WORK REQUEST »
The data below should be retyped exactly, with the pictures left out.

LISTED RECORDS »
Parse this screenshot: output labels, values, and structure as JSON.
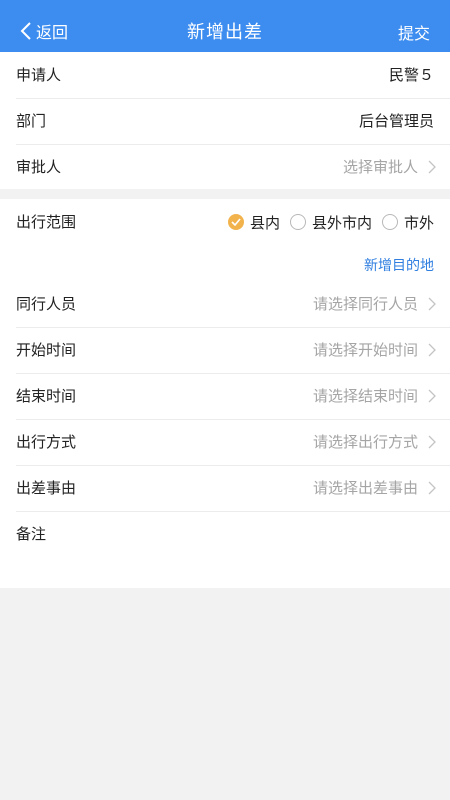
{
  "nav": {
    "back_label": "返回",
    "title": "新增出差",
    "submit_label": "提交",
    "bg_color": "#3d8df0"
  },
  "info": {
    "applicant": {
      "label": "申请人",
      "value": "民警５"
    },
    "department": {
      "label": "部门",
      "value": "后台管理员"
    },
    "approver": {
      "label": "审批人",
      "placeholder": "选择审批人"
    }
  },
  "form": {
    "scope": {
      "label": "出行范围",
      "options": [
        "县内",
        "县外市内",
        "市外"
      ],
      "selected": "县内",
      "checked_color": "#f2b34d"
    },
    "add_destination_label": "新增目的地",
    "companions": {
      "label": "同行人员",
      "placeholder": "请选择同行人员"
    },
    "start_time": {
      "label": "开始时间",
      "placeholder": "请选择开始时间"
    },
    "end_time": {
      "label": "结束时间",
      "placeholder": "请选择结束时间"
    },
    "travel_mode": {
      "label": "出行方式",
      "placeholder": "请选择出行方式"
    },
    "reason": {
      "label": "出差事由",
      "placeholder": "请选择出差事由"
    },
    "remark": {
      "label": "备注"
    }
  }
}
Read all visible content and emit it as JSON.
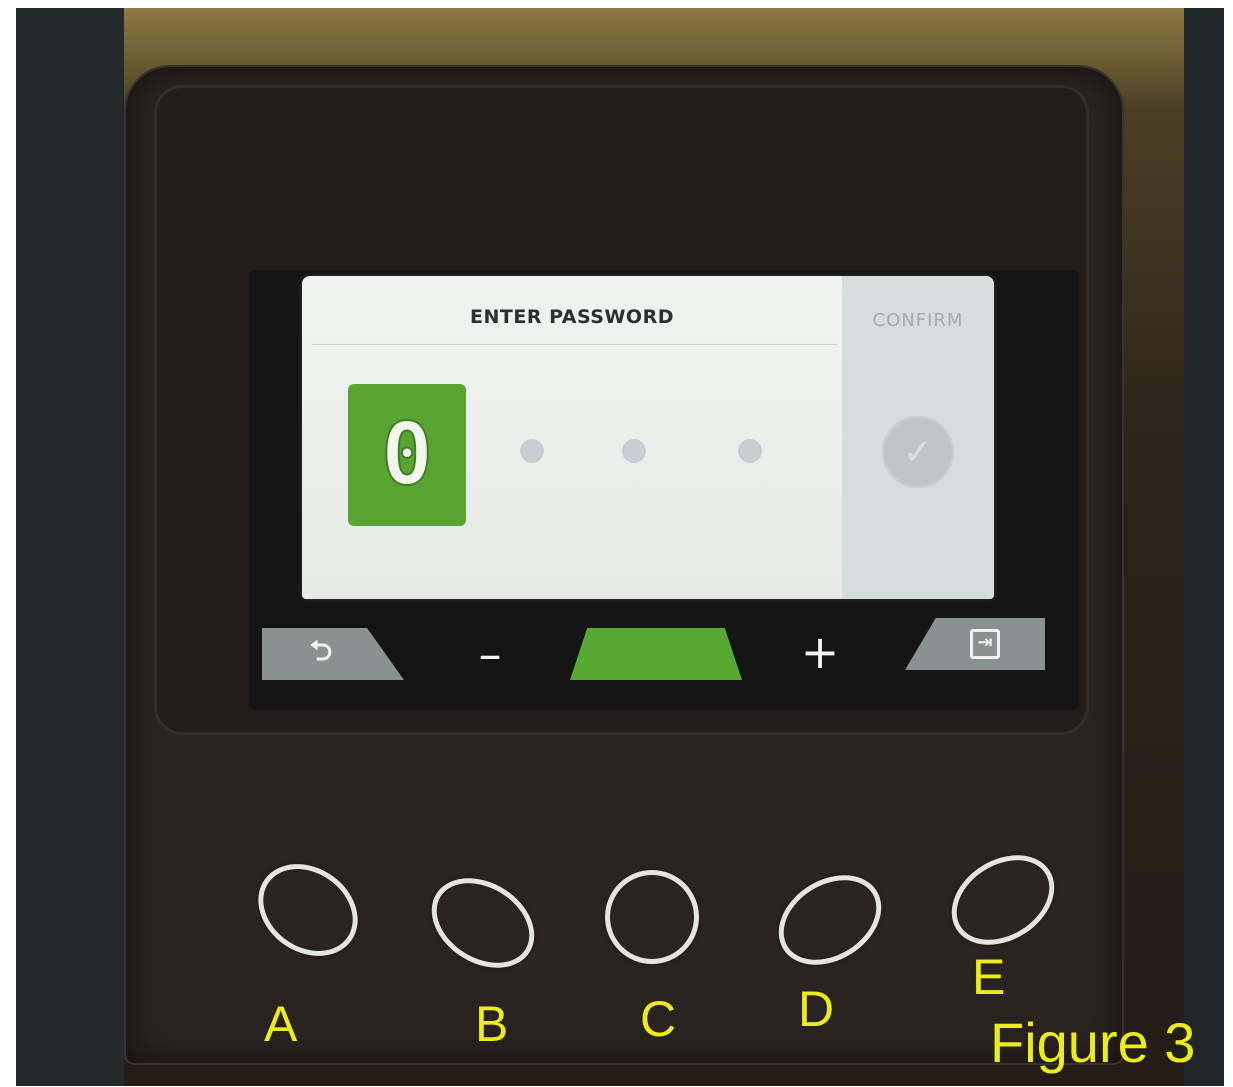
{
  "screen": {
    "title": "ENTER PASSWORD",
    "digits": [
      {
        "value": "0",
        "active": true
      },
      {
        "value": "",
        "active": false
      },
      {
        "value": "",
        "active": false
      },
      {
        "value": "",
        "active": false
      }
    ],
    "confirm_label": "CONFIRM",
    "confirm_icon": "checkmark-icon"
  },
  "softkeys": [
    {
      "id": "back",
      "icon": "back-arrow-icon",
      "symbol": "⮌"
    },
    {
      "id": "minus",
      "label": "–"
    },
    {
      "id": "select",
      "label": ""
    },
    {
      "id": "plus",
      "label": "+"
    },
    {
      "id": "exit",
      "icon": "exit-icon",
      "symbol": "⇥"
    }
  ],
  "physical_buttons": [
    "A",
    "B",
    "C",
    "D",
    "E"
  ],
  "figure_caption": "Figure 3",
  "colors": {
    "accent_green": "#5aa532",
    "caption_yellow": "#ecec1a",
    "softkey_gray": "#8b9190"
  }
}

YOUR SOLUTION »
Parse this screenshot: output labels, values, and structure as JSON.
{
  "nav": {
    "back_label": "返回",
    "title": "新增出差",
    "submit_label": "提交",
    "bg_color": "#3d8df0"
  },
  "info": {
    "applicant": {
      "label": "申请人",
      "value": "民警５"
    },
    "department": {
      "label": "部门",
      "value": "后台管理员"
    },
    "approver": {
      "label": "审批人",
      "placeholder": "选择审批人"
    }
  },
  "form": {
    "scope": {
      "label": "出行范围",
      "options": [
        "县内",
        "县外市内",
        "市外"
      ],
      "selected": "县内",
      "checked_color": "#f2b34d"
    },
    "add_destination_label": "新增目的地",
    "companions": {
      "label": "同行人员",
      "placeholder": "请选择同行人员"
    },
    "start_time": {
      "label": "开始时间",
      "placeholder": "请选择开始时间"
    },
    "end_time": {
      "label": "结束时间",
      "placeholder": "请选择结束时间"
    },
    "travel_mode": {
      "label": "出行方式",
      "placeholder": "请选择出行方式"
    },
    "reason": {
      "label": "出差事由",
      "placeholder": "请选择出差事由"
    },
    "remark": {
      "label": "备注"
    }
  }
}
Read all visible content and emit it as JSON.
{
  "screen": {
    "title": "ENTER PASSWORD",
    "digits": [
      {
        "value": "0",
        "active": true
      },
      {
        "value": "",
        "active": false
      },
      {
        "value": "",
        "active": false
      },
      {
        "value": "",
        "active": false
      }
    ],
    "confirm_label": "CONFIRM",
    "confirm_icon": "checkmark-icon"
  },
  "softkeys": [
    {
      "id": "back",
      "icon": "back-arrow-icon",
      "symbol": "⮌"
    },
    {
      "id": "minus",
      "label": "–"
    },
    {
      "id": "select",
      "label": ""
    },
    {
      "id": "plus",
      "label": "+"
    },
    {
      "id": "exit",
      "icon": "exit-icon",
      "symbol": "⇥"
    }
  ],
  "physical_buttons": [
    "A",
    "B",
    "C",
    "D",
    "E"
  ],
  "figure_caption": "Figure 3",
  "colors": {
    "accent_green": "#5aa532",
    "caption_yellow": "#ecec1a",
    "softkey_gray": "#8b9190"
  }
}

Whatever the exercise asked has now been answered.